The teddy bear is a symbol of childhood. With its eyes closed, the bear refuses to look at the world, rather prefers to dream. In my digital art practice, I began with AR and VR, and then 3D printing. It is very natural for me to use 3D printing to make sculptures because 3D printing is a type of digital fabrication. 3D printing is also a practical choice. Traditional sculpture requires a large studio space and special tools, which I don’t have. On the other hand, 3D printing doesn’t require much space; simply having a table or a desk at home is sufficient. Traditionally, 3D printing has been used to make molds or prototypes for further work. However, I embrace its rawness. I use 3D printing as the raw material for my finished artwork, with no additional touches such as sanding or painting. The unpolished raw nature of 3D printing fascinates me because it captures the essence of the technological and digital process, demystifying how artwork is made.
You have recently started experimenting with AI, first in the photographic series For You I Will Be an Island, and lately creating animations of what appear to be underwater creatures. Can you tell me about your experience with this technology? Which are your objectives when using AI programs? How does working with these programs differ from your VR and 3D animations?

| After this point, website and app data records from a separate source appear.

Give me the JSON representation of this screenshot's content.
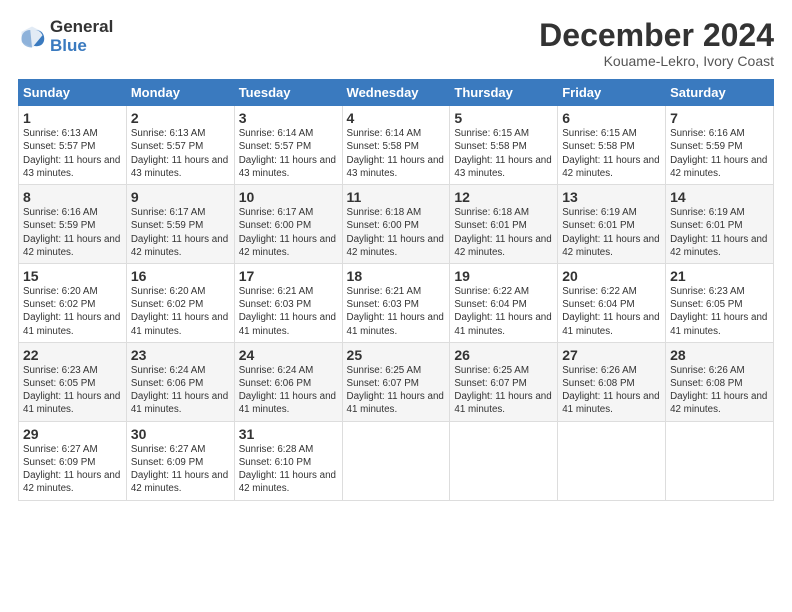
{
  "logo": {
    "general": "General",
    "blue": "Blue"
  },
  "title": "December 2024",
  "subtitle": "Kouame-Lekro, Ivory Coast",
  "days_of_week": [
    "Sunday",
    "Monday",
    "Tuesday",
    "Wednesday",
    "Thursday",
    "Friday",
    "Saturday"
  ],
  "weeks": [
    [
      {
        "day": "1",
        "sunrise": "6:13 AM",
        "sunset": "5:57 PM",
        "daylight": "11 hours and 43 minutes."
      },
      {
        "day": "2",
        "sunrise": "6:13 AM",
        "sunset": "5:57 PM",
        "daylight": "11 hours and 43 minutes."
      },
      {
        "day": "3",
        "sunrise": "6:14 AM",
        "sunset": "5:57 PM",
        "daylight": "11 hours and 43 minutes."
      },
      {
        "day": "4",
        "sunrise": "6:14 AM",
        "sunset": "5:58 PM",
        "daylight": "11 hours and 43 minutes."
      },
      {
        "day": "5",
        "sunrise": "6:15 AM",
        "sunset": "5:58 PM",
        "daylight": "11 hours and 43 minutes."
      },
      {
        "day": "6",
        "sunrise": "6:15 AM",
        "sunset": "5:58 PM",
        "daylight": "11 hours and 42 minutes."
      },
      {
        "day": "7",
        "sunrise": "6:16 AM",
        "sunset": "5:59 PM",
        "daylight": "11 hours and 42 minutes."
      }
    ],
    [
      {
        "day": "8",
        "sunrise": "6:16 AM",
        "sunset": "5:59 PM",
        "daylight": "11 hours and 42 minutes."
      },
      {
        "day": "9",
        "sunrise": "6:17 AM",
        "sunset": "5:59 PM",
        "daylight": "11 hours and 42 minutes."
      },
      {
        "day": "10",
        "sunrise": "6:17 AM",
        "sunset": "6:00 PM",
        "daylight": "11 hours and 42 minutes."
      },
      {
        "day": "11",
        "sunrise": "6:18 AM",
        "sunset": "6:00 PM",
        "daylight": "11 hours and 42 minutes."
      },
      {
        "day": "12",
        "sunrise": "6:18 AM",
        "sunset": "6:01 PM",
        "daylight": "11 hours and 42 minutes."
      },
      {
        "day": "13",
        "sunrise": "6:19 AM",
        "sunset": "6:01 PM",
        "daylight": "11 hours and 42 minutes."
      },
      {
        "day": "14",
        "sunrise": "6:19 AM",
        "sunset": "6:01 PM",
        "daylight": "11 hours and 42 minutes."
      }
    ],
    [
      {
        "day": "15",
        "sunrise": "6:20 AM",
        "sunset": "6:02 PM",
        "daylight": "11 hours and 41 minutes."
      },
      {
        "day": "16",
        "sunrise": "6:20 AM",
        "sunset": "6:02 PM",
        "daylight": "11 hours and 41 minutes."
      },
      {
        "day": "17",
        "sunrise": "6:21 AM",
        "sunset": "6:03 PM",
        "daylight": "11 hours and 41 minutes."
      },
      {
        "day": "18",
        "sunrise": "6:21 AM",
        "sunset": "6:03 PM",
        "daylight": "11 hours and 41 minutes."
      },
      {
        "day": "19",
        "sunrise": "6:22 AM",
        "sunset": "6:04 PM",
        "daylight": "11 hours and 41 minutes."
      },
      {
        "day": "20",
        "sunrise": "6:22 AM",
        "sunset": "6:04 PM",
        "daylight": "11 hours and 41 minutes."
      },
      {
        "day": "21",
        "sunrise": "6:23 AM",
        "sunset": "6:05 PM",
        "daylight": "11 hours and 41 minutes."
      }
    ],
    [
      {
        "day": "22",
        "sunrise": "6:23 AM",
        "sunset": "6:05 PM",
        "daylight": "11 hours and 41 minutes."
      },
      {
        "day": "23",
        "sunrise": "6:24 AM",
        "sunset": "6:06 PM",
        "daylight": "11 hours and 41 minutes."
      },
      {
        "day": "24",
        "sunrise": "6:24 AM",
        "sunset": "6:06 PM",
        "daylight": "11 hours and 41 minutes."
      },
      {
        "day": "25",
        "sunrise": "6:25 AM",
        "sunset": "6:07 PM",
        "daylight": "11 hours and 41 minutes."
      },
      {
        "day": "26",
        "sunrise": "6:25 AM",
        "sunset": "6:07 PM",
        "daylight": "11 hours and 41 minutes."
      },
      {
        "day": "27",
        "sunrise": "6:26 AM",
        "sunset": "6:08 PM",
        "daylight": "11 hours and 41 minutes."
      },
      {
        "day": "28",
        "sunrise": "6:26 AM",
        "sunset": "6:08 PM",
        "daylight": "11 hours and 42 minutes."
      }
    ],
    [
      {
        "day": "29",
        "sunrise": "6:27 AM",
        "sunset": "6:09 PM",
        "daylight": "11 hours and 42 minutes."
      },
      {
        "day": "30",
        "sunrise": "6:27 AM",
        "sunset": "6:09 PM",
        "daylight": "11 hours and 42 minutes."
      },
      {
        "day": "31",
        "sunrise": "6:28 AM",
        "sunset": "6:10 PM",
        "daylight": "11 hours and 42 minutes."
      },
      null,
      null,
      null,
      null
    ]
  ]
}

I like AI. For me, AI is more than simply a tool; it’s like having an assistant. I understand that people have concerns about AI. I completely respect that. However, as an artist with limited resources and financial assistance, AI helps me save time and money when creating artwork. For example, in For You I Will Be an Island (2023) I printed 23 pieces of 2.5 m x 2.5 m AI generated graphics; I can’t imagine how I would do this without AI. I could paint 23 pieces of 2.5 m × 2.5 m paintings, but how long would it take? Or I could use photographs, but where would I find such locations to photograph? I probably can find them if I have the financial freedom to travel around the world to look for them, but how long would it take? Now AI is able to create animation and 3D objects, although it is not there yet, it is still very exciting. Animation and 3D modeling are often very time consuming and costly. If I have a budget, of course, I prefer to work with creative people, but if I don’t, AI is a good way to go.
Chun Hua Catherine Dong, For You I Will Be An Island (2023)
As we are starting the year (in the Gregorian calendar, and soon the Chinese New Year), it begs the question: what are you currently working on, and which projects do you have in store for the coming months?
Thanks! I am very excited that the Chinese New Year is coming soon. This is the year to celebrate the dragon. I am currently working on a public art project with 35 video displays at Place des Arts in Montreal. I am also working on an upcoming solo exhibition at Galerie Charlot in Paris in April. And I will participate in Montreal’s International Digital Art Biennial (BIAN) in May.